Q: How will our child do when s/he transfers to another school?
Our graduates are prepared to enter any new school with academics firmly in place, often testing far above grade level, and eager to learn more. She gets along easily with others and knows how to solve a problem on her own. Our graduates, whether in public or private school, stand out as artists, musicians, athletes, scholars and leaders.
Q: Is Soaring Wings financially stable?
Soaring Wings is fully funded with registration fees and tuition. We do not ‘nickel and dime’ parents with other fees or charges. Parents and grandparents are sometimes reluctant to become involved in their child’s private school due to expectations of contributions beyond tuition. This is not the case at soaring wings, so feel free to participate to your heart’s content.
The best way to answer all of your important questions is to schedule a personal tour of either of our Park City-area campuses. Contact Soaring Wings today and come see what we’re all about. We look forward to meeting you!
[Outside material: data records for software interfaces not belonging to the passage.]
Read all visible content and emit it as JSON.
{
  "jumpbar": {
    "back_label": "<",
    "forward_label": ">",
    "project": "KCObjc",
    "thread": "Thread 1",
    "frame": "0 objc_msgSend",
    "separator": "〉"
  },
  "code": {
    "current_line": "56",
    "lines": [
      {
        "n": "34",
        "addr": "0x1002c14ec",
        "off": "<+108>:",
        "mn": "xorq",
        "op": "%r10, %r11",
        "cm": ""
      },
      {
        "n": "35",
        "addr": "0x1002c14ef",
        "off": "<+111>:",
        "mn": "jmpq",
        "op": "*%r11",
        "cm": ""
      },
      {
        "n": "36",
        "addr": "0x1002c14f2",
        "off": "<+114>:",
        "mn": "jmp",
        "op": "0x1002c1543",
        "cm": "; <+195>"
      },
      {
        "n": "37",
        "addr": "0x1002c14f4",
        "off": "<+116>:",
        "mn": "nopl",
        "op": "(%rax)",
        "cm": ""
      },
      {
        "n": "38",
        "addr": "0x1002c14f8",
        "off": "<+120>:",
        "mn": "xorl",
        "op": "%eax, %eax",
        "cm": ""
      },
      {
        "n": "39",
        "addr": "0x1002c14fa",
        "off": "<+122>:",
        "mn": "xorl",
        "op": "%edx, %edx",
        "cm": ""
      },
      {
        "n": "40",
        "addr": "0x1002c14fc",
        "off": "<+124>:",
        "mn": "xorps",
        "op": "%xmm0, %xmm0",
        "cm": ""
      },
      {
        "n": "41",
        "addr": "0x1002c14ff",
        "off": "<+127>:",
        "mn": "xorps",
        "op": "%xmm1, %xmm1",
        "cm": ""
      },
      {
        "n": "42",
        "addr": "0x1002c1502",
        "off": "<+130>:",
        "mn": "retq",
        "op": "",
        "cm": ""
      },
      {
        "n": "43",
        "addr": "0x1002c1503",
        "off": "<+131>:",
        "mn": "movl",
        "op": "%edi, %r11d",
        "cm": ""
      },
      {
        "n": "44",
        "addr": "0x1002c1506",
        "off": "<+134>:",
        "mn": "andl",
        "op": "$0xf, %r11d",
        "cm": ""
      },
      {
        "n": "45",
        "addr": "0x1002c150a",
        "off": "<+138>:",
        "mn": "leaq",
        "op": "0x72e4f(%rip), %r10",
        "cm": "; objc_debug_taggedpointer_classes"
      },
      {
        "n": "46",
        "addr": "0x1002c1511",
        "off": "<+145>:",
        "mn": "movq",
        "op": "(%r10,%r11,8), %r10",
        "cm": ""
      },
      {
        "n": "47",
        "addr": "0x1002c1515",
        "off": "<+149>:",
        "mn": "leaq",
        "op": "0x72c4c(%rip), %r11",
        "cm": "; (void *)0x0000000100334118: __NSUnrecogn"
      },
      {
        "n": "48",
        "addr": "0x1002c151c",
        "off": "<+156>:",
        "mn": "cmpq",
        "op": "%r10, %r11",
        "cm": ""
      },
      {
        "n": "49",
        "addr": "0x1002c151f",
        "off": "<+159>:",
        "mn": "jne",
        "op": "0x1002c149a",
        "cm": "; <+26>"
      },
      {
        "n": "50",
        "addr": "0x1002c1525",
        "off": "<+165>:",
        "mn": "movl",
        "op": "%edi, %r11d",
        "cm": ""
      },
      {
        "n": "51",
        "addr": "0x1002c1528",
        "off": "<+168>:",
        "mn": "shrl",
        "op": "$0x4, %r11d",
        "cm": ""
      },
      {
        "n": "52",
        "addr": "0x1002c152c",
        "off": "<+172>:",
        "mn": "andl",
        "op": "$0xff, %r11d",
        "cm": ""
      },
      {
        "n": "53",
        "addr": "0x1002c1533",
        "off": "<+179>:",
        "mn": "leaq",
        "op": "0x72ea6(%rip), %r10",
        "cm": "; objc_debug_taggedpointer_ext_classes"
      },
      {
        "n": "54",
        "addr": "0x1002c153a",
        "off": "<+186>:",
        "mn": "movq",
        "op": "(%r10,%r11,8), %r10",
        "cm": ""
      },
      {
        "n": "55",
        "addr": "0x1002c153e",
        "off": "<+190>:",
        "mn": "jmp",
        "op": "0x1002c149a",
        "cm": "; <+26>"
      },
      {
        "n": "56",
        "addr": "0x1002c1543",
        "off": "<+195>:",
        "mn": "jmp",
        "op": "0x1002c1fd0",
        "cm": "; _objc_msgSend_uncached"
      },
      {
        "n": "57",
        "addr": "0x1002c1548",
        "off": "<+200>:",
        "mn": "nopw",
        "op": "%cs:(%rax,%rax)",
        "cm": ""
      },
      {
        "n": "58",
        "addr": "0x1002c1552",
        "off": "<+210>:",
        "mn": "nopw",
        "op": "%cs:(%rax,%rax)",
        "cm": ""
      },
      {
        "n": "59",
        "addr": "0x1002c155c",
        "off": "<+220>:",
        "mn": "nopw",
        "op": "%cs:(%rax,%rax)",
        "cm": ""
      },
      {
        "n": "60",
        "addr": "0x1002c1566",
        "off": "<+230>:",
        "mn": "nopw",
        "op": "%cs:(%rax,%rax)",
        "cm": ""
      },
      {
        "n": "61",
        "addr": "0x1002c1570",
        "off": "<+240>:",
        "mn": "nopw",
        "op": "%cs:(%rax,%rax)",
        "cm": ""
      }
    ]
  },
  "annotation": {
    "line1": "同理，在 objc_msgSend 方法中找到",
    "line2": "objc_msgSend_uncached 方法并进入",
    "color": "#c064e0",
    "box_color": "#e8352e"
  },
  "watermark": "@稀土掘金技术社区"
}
Soaring Wings International Montessori School (SWIMS) has begun to actively work toward the creation of a Middle School (MS) program. One of our parents, Phil Schneider (father of Aksel, Max & Otto) has agreed to help us in this endeavor. Some of you may remember that many years ago, Phil was Assistant Principal at Treasure…Continue Reading...